WORK INSTRUCTION → Copy every entry exactly, but skip the pictures.

RECORDS TO PROCESS →
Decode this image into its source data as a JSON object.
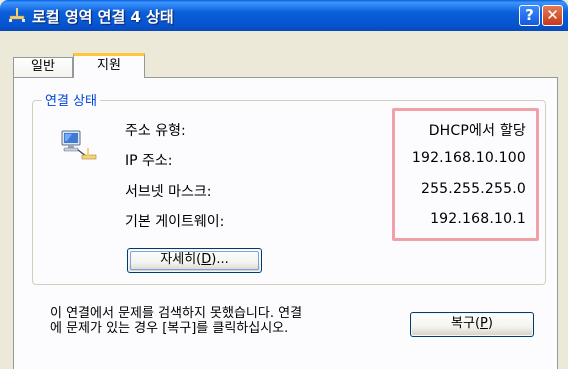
{
  "window": {
    "title": "로컬 영역 연결 4 상태",
    "help_label": "?",
    "close_label": "✕"
  },
  "tabs": [
    {
      "label": "일반",
      "selected": false
    },
    {
      "label": "지원",
      "selected": true
    }
  ],
  "connection_status": {
    "title": "연결 상태",
    "rows": [
      {
        "label": "주소 유형:",
        "value": "DHCP에서 할당"
      },
      {
        "label": "IP 주소:",
        "value": "192.168.10.100"
      },
      {
        "label": "서브넷 마스크:",
        "value": "255.255.255.0"
      },
      {
        "label": "기본 게이트웨이:",
        "value": "192.168.10.1"
      }
    ],
    "details_button": {
      "text": "자세히(",
      "mnemonic": "D",
      "suffix": ")..."
    }
  },
  "repair": {
    "message_line1": "이 연결에서 문제를 검색하지 못했습니다. 연결",
    "message_line2": "에 문제가 있는 경우 [복구]를 클릭하십시오.",
    "button": {
      "text": "복구(",
      "mnemonic": "P",
      "suffix": ")"
    }
  },
  "colors": {
    "highlight_border": "#f2a0a8",
    "group_title": "#0046d5",
    "titlebar": "#0a5fd8"
  }
}
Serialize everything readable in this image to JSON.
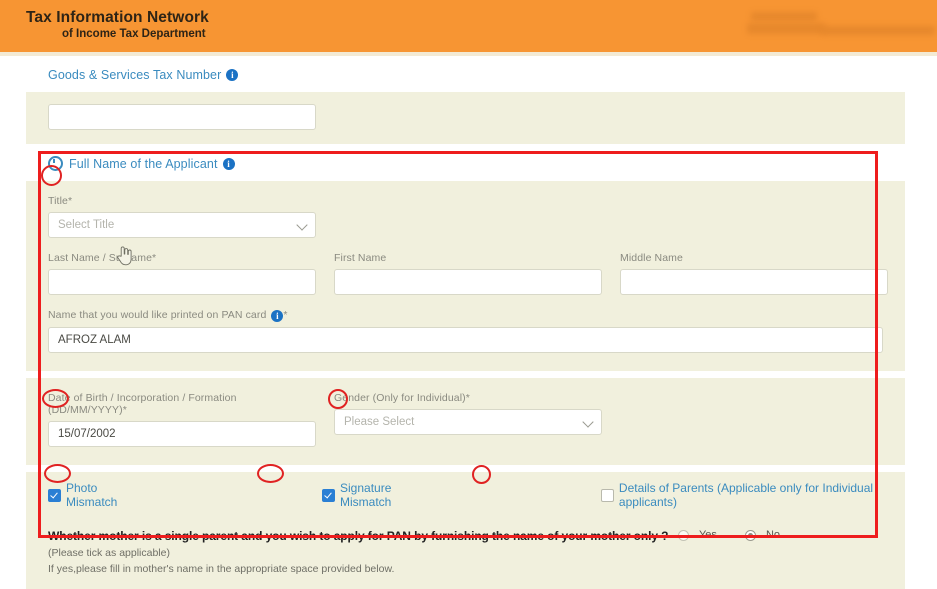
{
  "header": {
    "brand_line1": "Tax Information Network",
    "brand_line2": "of Income Tax Department",
    "right_redacted": ""
  },
  "gst_section": {
    "legend": "Goods & Services Tax Number",
    "info_icon": "info-icon",
    "field_value": "",
    "field_placeholder": ""
  },
  "name_section": {
    "legend": "Full Name of the Applicant",
    "info_icon": "info-icon",
    "title": {
      "label": "Title",
      "required_mark": "*",
      "value": "Select Title",
      "chevron_icon": "chevron-down-icon"
    },
    "last_name": {
      "label": "Last Name / Surname",
      "required_mark": "*",
      "value": ""
    },
    "first_name": {
      "label": "First Name",
      "value": ""
    },
    "middle_name": {
      "label": "Middle Name",
      "value": ""
    },
    "pan_name": {
      "label": "Name that you would like printed on PAN card",
      "required_mark": "*",
      "value": "AFROZ ALAM",
      "info_icon": "info-icon"
    },
    "dob": {
      "label": "Date of Birth / Incorporation / Formation (DD/MM/YYYY)",
      "required_mark": "*",
      "value": "15/07/2002"
    },
    "gender": {
      "label": "Gender (Only for Individual)",
      "required_mark": "*",
      "value": "Please Select",
      "chevron_icon": "chevron-down-icon"
    }
  },
  "mismatch_row": {
    "photo_mismatch": {
      "label": "Photo Mismatch",
      "checked": true
    },
    "signature_mismatch": {
      "label": "Signature Mismatch",
      "checked": true
    },
    "details_of_parents": {
      "label": "Details of Parents (Applicable only for Individual applicants)",
      "checked": false
    }
  },
  "mother_question": {
    "main": "Whether mother is a single parent and you wish to apply for PAN by furnishing the name of your mother only ?",
    "sub1": "(Please tick as applicable)",
    "sub2": "If yes,please fill in mother's name in the appropriate space provided below.",
    "yes_label": "Yes",
    "no_label": "No",
    "selected": "No"
  },
  "colors": {
    "header_orange": "#f79533",
    "panel_beige": "#f1f0dd",
    "link_blue": "#3a8bbf",
    "info_blue": "#1b72c4",
    "annotation_red": "#ee1d1d",
    "checkbox_blue": "#2a7fd4"
  }
}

PROBLEM SOLUTION →
Decode this image into its source data as a JSON object.
{
  "window": {
    "title": "로컬 영역 연결 4 상태",
    "help_label": "?",
    "close_label": "✕"
  },
  "tabs": [
    {
      "label": "일반",
      "selected": false
    },
    {
      "label": "지원",
      "selected": true
    }
  ],
  "connection_status": {
    "title": "연결 상태",
    "rows": [
      {
        "label": "주소 유형:",
        "value": "DHCP에서 할당"
      },
      {
        "label": "IP 주소:",
        "value": "192.168.10.100"
      },
      {
        "label": "서브넷 마스크:",
        "value": "255.255.255.0"
      },
      {
        "label": "기본 게이트웨이:",
        "value": "192.168.10.1"
      }
    ],
    "details_button": {
      "text": "자세히(",
      "mnemonic": "D",
      "suffix": ")..."
    }
  },
  "repair": {
    "message_line1": "이 연결에서 문제를 검색하지 못했습니다. 연결",
    "message_line2": "에 문제가 있는 경우 [복구]를 클릭하십시오.",
    "button": {
      "text": "복구(",
      "mnemonic": "P",
      "suffix": ")"
    }
  },
  "colors": {
    "highlight_border": "#f2a0a8",
    "group_title": "#0046d5",
    "titlebar": "#0a5fd8"
  }
}
Serialize everything readable in this image to JSON.
{
  "header": {
    "brand_line1": "Tax Information Network",
    "brand_line2": "of Income Tax Department",
    "right_redacted": ""
  },
  "gst_section": {
    "legend": "Goods & Services Tax Number",
    "info_icon": "info-icon",
    "field_value": "",
    "field_placeholder": ""
  },
  "name_section": {
    "legend": "Full Name of the Applicant",
    "info_icon": "info-icon",
    "title": {
      "label": "Title",
      "required_mark": "*",
      "value": "Select Title",
      "chevron_icon": "chevron-down-icon"
    },
    "last_name": {
      "label": "Last Name / Surname",
      "required_mark": "*",
      "value": ""
    },
    "first_name": {
      "label": "First Name",
      "value": ""
    },
    "middle_name": {
      "label": "Middle Name",
      "value": ""
    },
    "pan_name": {
      "label": "Name that you would like printed on PAN card",
      "required_mark": "*",
      "value": "AFROZ ALAM",
      "info_icon": "info-icon"
    },
    "dob": {
      "label": "Date of Birth / Incorporation / Formation (DD/MM/YYYY)",
      "required_mark": "*",
      "value": "15/07/2002"
    },
    "gender": {
      "label": "Gender (Only for Individual)",
      "required_mark": "*",
      "value": "Please Select",
      "chevron_icon": "chevron-down-icon"
    }
  },
  "mismatch_row": {
    "photo_mismatch": {
      "label": "Photo Mismatch",
      "checked": true
    },
    "signature_mismatch": {
      "label": "Signature Mismatch",
      "checked": true
    },
    "details_of_parents": {
      "label": "Details of Parents (Applicable only for Individual applicants)",
      "checked": false
    }
  },
  "mother_question": {
    "main": "Whether mother is a single parent and you wish to apply for PAN by furnishing the name of your mother only ?",
    "sub1": "(Please tick as applicable)",
    "sub2": "If yes,please fill in mother's name in the appropriate space provided below.",
    "yes_label": "Yes",
    "no_label": "No",
    "selected": "No"
  },
  "colors": {
    "header_orange": "#f79533",
    "panel_beige": "#f1f0dd",
    "link_blue": "#3a8bbf",
    "info_blue": "#1b72c4",
    "annotation_red": "#ee1d1d",
    "checkbox_blue": "#2a7fd4"
  }
}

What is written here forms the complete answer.